Some of us were taught as children to pray—
“God is great. God is good. Let us thank Him for our food.”
There is much wisdom in that simple prayer.
Praying thanksgiving is a key means of knowing God and communicating with God. But thanksgiving is more than superficially saying, “Thank you”.
Most of us were also taught as children the obligation of giving thanks. Aunt Susie gives you a birthday present and even if it was officially weird, your mother would ask you, “What do you say?” with an expectation of hearing you utter the magic words.
If we do an obligatory statement of appreciation to God we risk missing the experience of knowing Him. Go back to the “child’s” prayer above. Is God really great? Is God really good? How do you know?
When our thanksgiving is birthed out of awe we have a keen sense of His presence, the fullness of His Person, and in contrast the unworthiness of our receiving benefits or favor from God.
But we live in an “awe-killing” world.
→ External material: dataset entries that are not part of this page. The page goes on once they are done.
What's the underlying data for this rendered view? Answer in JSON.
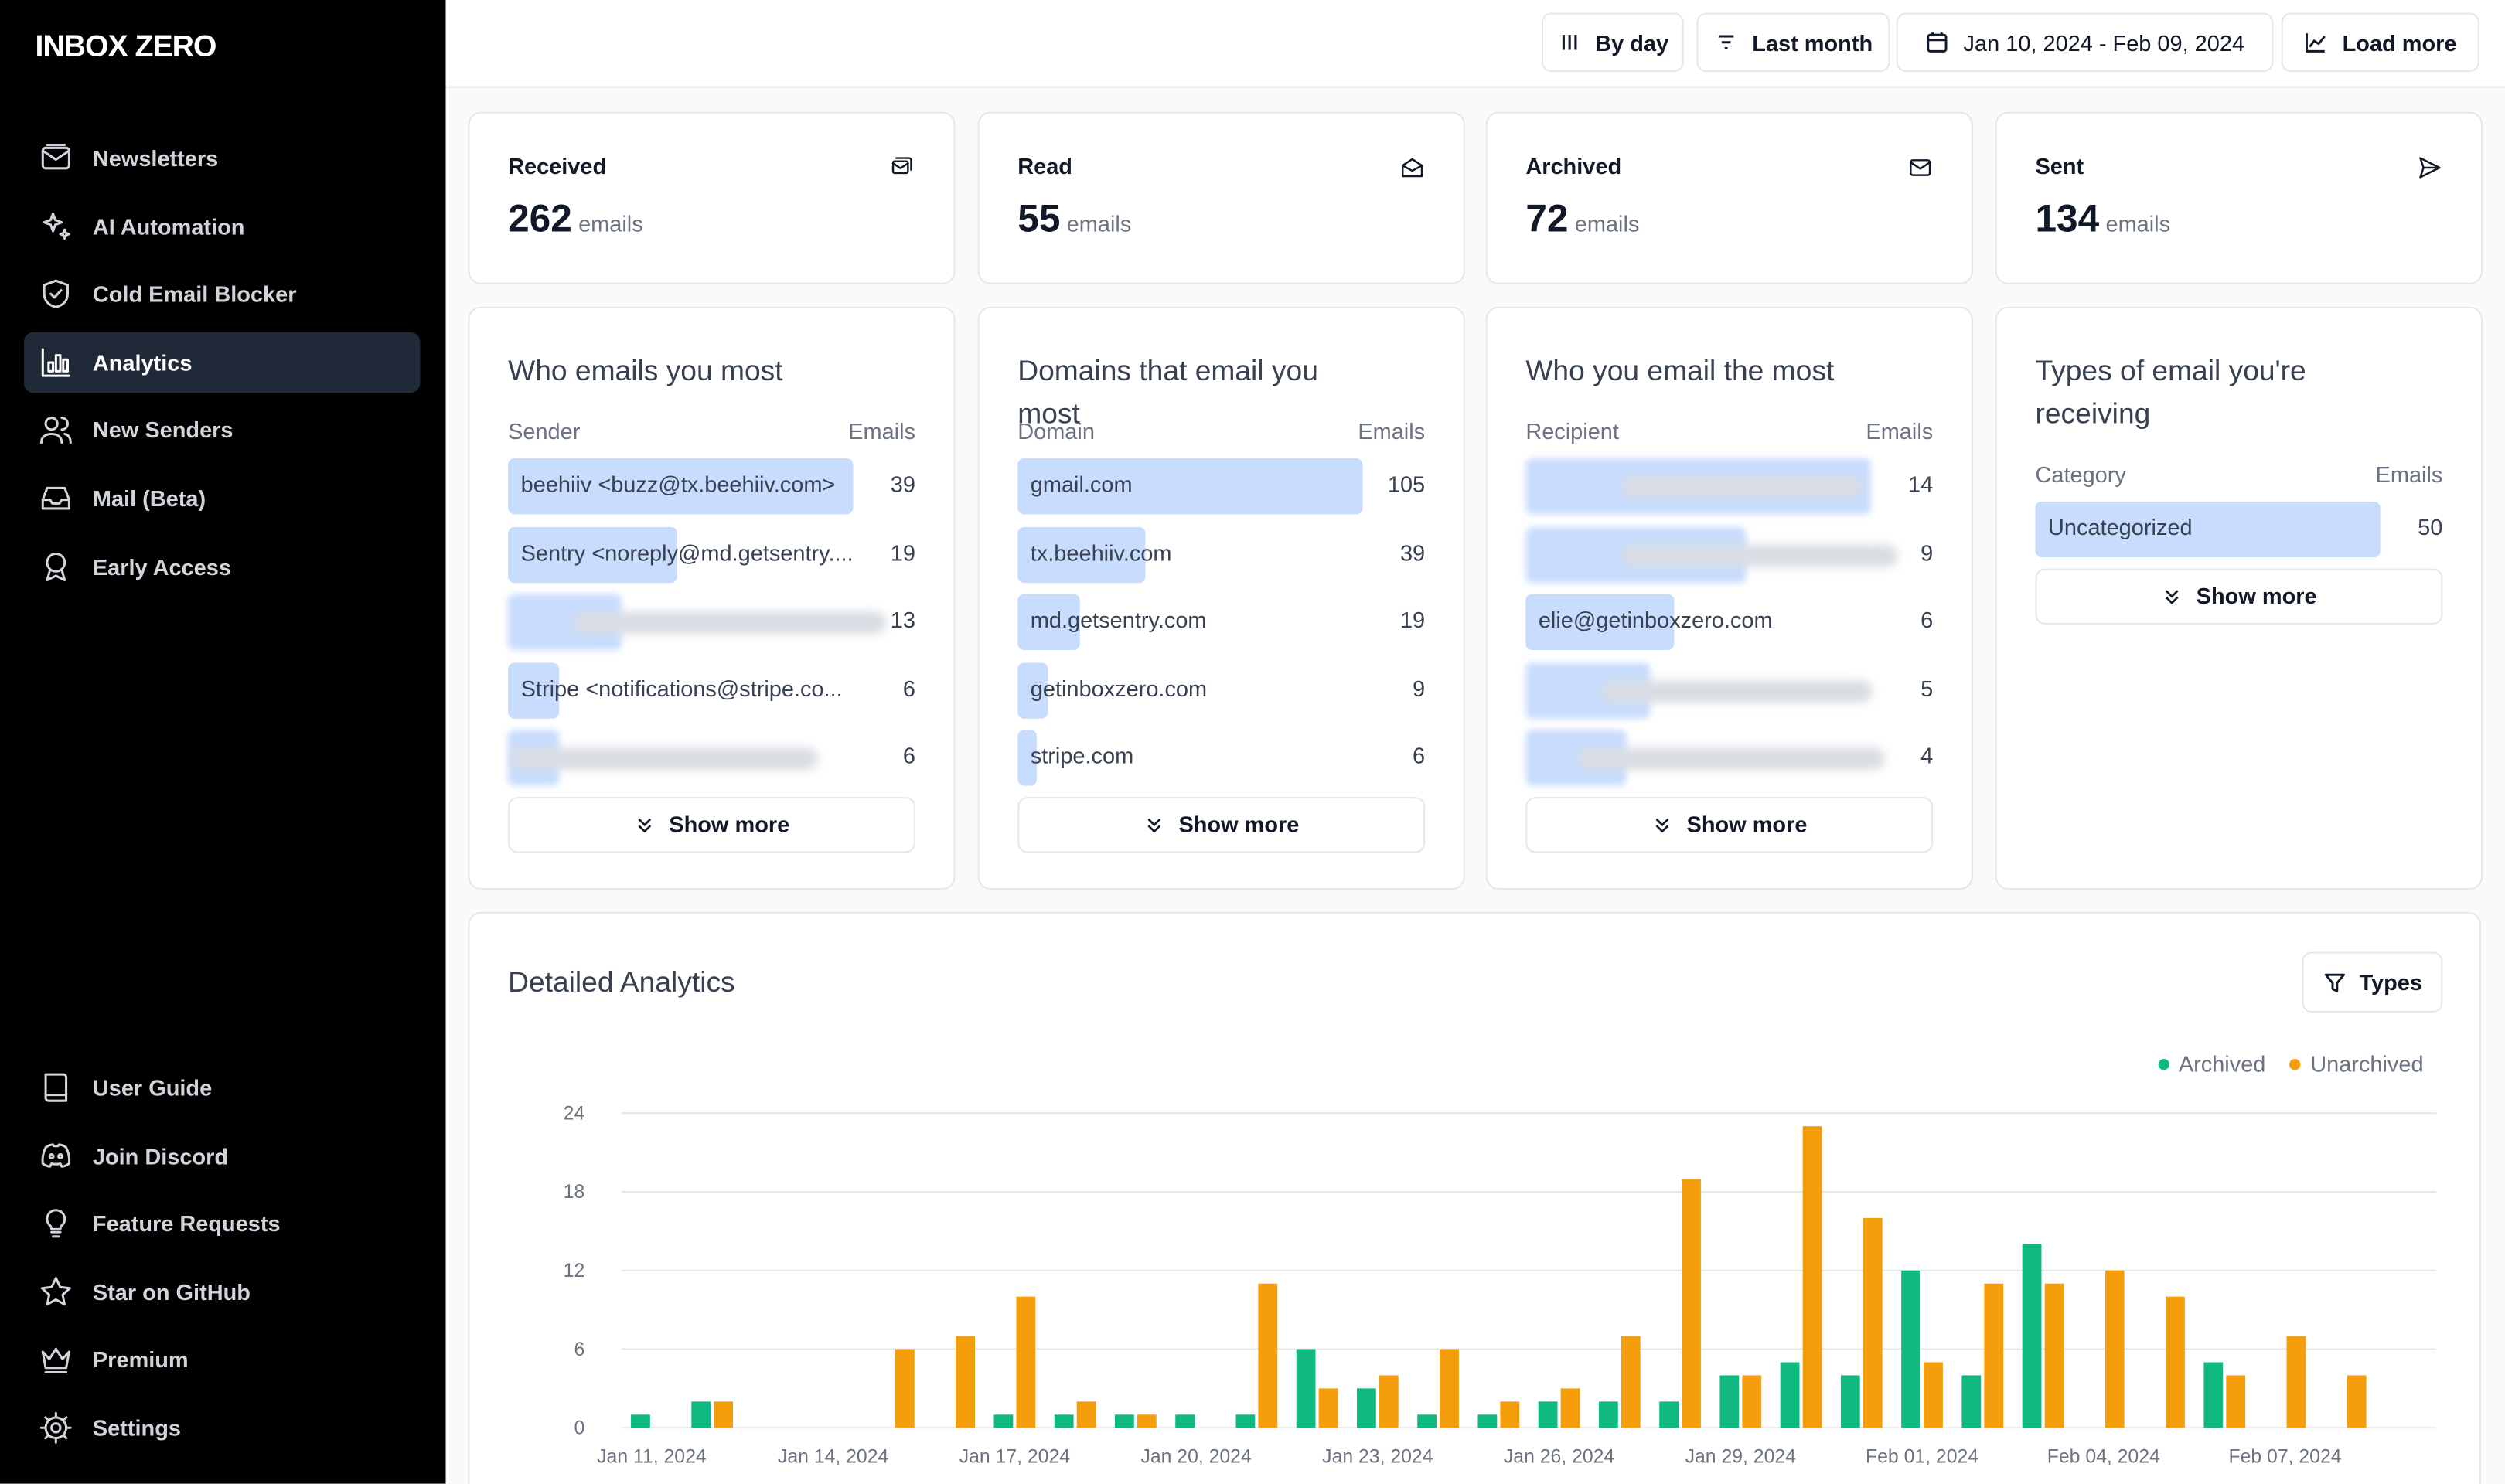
{
  "app": {
    "logo": "INBOX ZERO"
  },
  "sidebar": {
    "top": [
      {
        "label": "Newsletters",
        "icon": "newsletter-icon"
      },
      {
        "label": "AI Automation",
        "icon": "sparkles-icon"
      },
      {
        "label": "Cold Email Blocker",
        "icon": "shield-icon"
      },
      {
        "label": "Analytics",
        "icon": "bar-chart-icon",
        "active": true
      },
      {
        "label": "New Senders",
        "icon": "users-icon"
      },
      {
        "label": "Mail (Beta)",
        "icon": "inbox-icon"
      },
      {
        "label": "Early Access",
        "icon": "ribbon-icon"
      }
    ],
    "bottom": [
      {
        "label": "User Guide",
        "icon": "book-icon"
      },
      {
        "label": "Join Discord",
        "icon": "discord-icon"
      },
      {
        "label": "Feature Requests",
        "icon": "lightbulb-icon"
      },
      {
        "label": "Star on GitHub",
        "icon": "star-icon"
      },
      {
        "label": "Premium",
        "icon": "crown-icon"
      },
      {
        "label": "Settings",
        "icon": "gear-icon"
      }
    ]
  },
  "header": {
    "by_day": "By day",
    "period": "Last month",
    "date_range": "Jan 10, 2024 - Feb 09, 2024",
    "load_more": "Load more"
  },
  "stats": [
    {
      "label": "Received",
      "value": "262",
      "unit": "emails",
      "icon": "mail-stack-icon"
    },
    {
      "label": "Read",
      "value": "55",
      "unit": "emails",
      "icon": "mail-open-icon"
    },
    {
      "label": "Archived",
      "value": "72",
      "unit": "emails",
      "icon": "mail-archive-icon"
    },
    {
      "label": "Sent",
      "value": "134",
      "unit": "emails",
      "icon": "send-icon"
    }
  ],
  "lists": [
    {
      "title": "Who emails you most",
      "col1": "Sender",
      "col2": "Emails",
      "show_more": "Show more",
      "rows": [
        {
          "name": "beehiiv <buzz@tx.beehiiv.com>",
          "value": "39",
          "fill": 1.0
        },
        {
          "name": "Sentry <noreply@md.getsentry....",
          "value": "19",
          "fill": 0.49
        },
        {
          "name": "",
          "value": "13",
          "fill": 0.33,
          "blurred": true
        },
        {
          "name": "Stripe <notifications@stripe.co...",
          "value": "6",
          "fill": 0.15
        },
        {
          "name": "",
          "value": "6",
          "fill": 0.15,
          "blurred": true
        }
      ]
    },
    {
      "title": "Domains that email you most",
      "col1": "Domain",
      "col2": "Emails",
      "show_more": "Show more",
      "rows": [
        {
          "name": "gmail.com",
          "value": "105",
          "fill": 1.0
        },
        {
          "name": "tx.beehiiv.com",
          "value": "39",
          "fill": 0.37
        },
        {
          "name": "md.getsentry.com",
          "value": "19",
          "fill": 0.18
        },
        {
          "name": "getinboxzero.com",
          "value": "9",
          "fill": 0.086
        },
        {
          "name": "stripe.com",
          "value": "6",
          "fill": 0.057
        }
      ]
    },
    {
      "title": "Who you email the most",
      "col1": "Recipient",
      "col2": "Emails",
      "show_more": "Show more",
      "rows": [
        {
          "name": "",
          "value": "14",
          "fill": 1.0,
          "blurred": true
        },
        {
          "name": "",
          "value": "9",
          "fill": 0.64,
          "blurred": true
        },
        {
          "name": "elie@getinboxzero.com",
          "value": "6",
          "fill": 0.43
        },
        {
          "name": "",
          "value": "5",
          "fill": 0.36,
          "blurred": true
        },
        {
          "name": "",
          "value": "4",
          "fill": 0.29,
          "blurred": true
        }
      ]
    },
    {
      "title": "Types of email you're receiving",
      "col1": "Category",
      "col2": "Emails",
      "show_more": "Show more",
      "rows": [
        {
          "name": "Uncategorized",
          "value": "50",
          "fill": 1.0
        }
      ]
    }
  ],
  "detailed": {
    "title": "Detailed Analytics",
    "types_button": "Types"
  },
  "chart_data": {
    "type": "bar",
    "title": "",
    "xlabel": "",
    "ylabel": "",
    "ylim": [
      0,
      24
    ],
    "yticks": [
      0,
      6,
      12,
      18,
      24
    ],
    "grid": true,
    "legend_position": "top-right",
    "x_tick_labels": [
      "Jan 11, 2024",
      "Jan 14, 2024",
      "Jan 17, 2024",
      "Jan 20, 2024",
      "Jan 23, 2024",
      "Jan 26, 2024",
      "Jan 29, 2024",
      "Feb 01, 2024",
      "Feb 04, 2024",
      "Feb 07, 2024"
    ],
    "categories": [
      "Jan 11, 2024",
      "Jan 12, 2024",
      "Jan 13, 2024",
      "Jan 14, 2024",
      "Jan 15, 2024",
      "Jan 16, 2024",
      "Jan 17, 2024",
      "Jan 18, 2024",
      "Jan 19, 2024",
      "Jan 20, 2024",
      "Jan 21, 2024",
      "Jan 22, 2024",
      "Jan 23, 2024",
      "Jan 24, 2024",
      "Jan 25, 2024",
      "Jan 26, 2024",
      "Jan 27, 2024",
      "Jan 28, 2024",
      "Jan 29, 2024",
      "Jan 30, 2024",
      "Jan 31, 2024",
      "Feb 01, 2024",
      "Feb 02, 2024",
      "Feb 03, 2024",
      "Feb 04, 2024",
      "Feb 05, 2024",
      "Feb 06, 2024",
      "Feb 07, 2024",
      "Feb 08, 2024",
      "Feb 09, 2024"
    ],
    "series": [
      {
        "name": "Archived",
        "color": "#10b981",
        "values": [
          1,
          2,
          0,
          0,
          0,
          0,
          1,
          1,
          1,
          1,
          1,
          6,
          3,
          1,
          1,
          2,
          2,
          2,
          4,
          5,
          4,
          12,
          4,
          14,
          0,
          0,
          5,
          0,
          0,
          0
        ]
      },
      {
        "name": "Unarchived",
        "color": "#f59e0b",
        "values": [
          0,
          2,
          0,
          0,
          6,
          7,
          10,
          2,
          1,
          0,
          11,
          3,
          4,
          6,
          2,
          3,
          7,
          19,
          4,
          23,
          16,
          5,
          11,
          11,
          12,
          10,
          4,
          7,
          4,
          0
        ]
      }
    ]
  }
}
The recent movie on Moses went to great lengths to give naturalistic explanations for awesome works of God. We take for granted the awesome splendor of snow-capped mountains, powerful rushing rivers and the stunning beauty of sunsets.
If God is Creator then we learn something of Him when we examine and reflect on creation. God is an artist who loves beauty and shares the joy of His artistry with His friends. And if we notice God’s handiwork we’ve just been nudged by His Spirit to take it in.
When I drive across the floating bridge and squint because the sun is glimmering over Lake Washington with a majestic Mt. Rainier in the backdrop I have to whisper, “Thank you God for letting me live in the Northwest and having eyes to behold this sight and a heart that is alive to Your activity around me.”
In that prayer/conversation I’m not just communicating with God; I’m communing with God; I’m enjoying God; I’m celebrating God. And the marvelous outcome of praying thanksgiving is that the more I do, the more I know and experience God.
In this day, let us practice noticing God, acknowledging God and responding to God with praise and thanksgiving.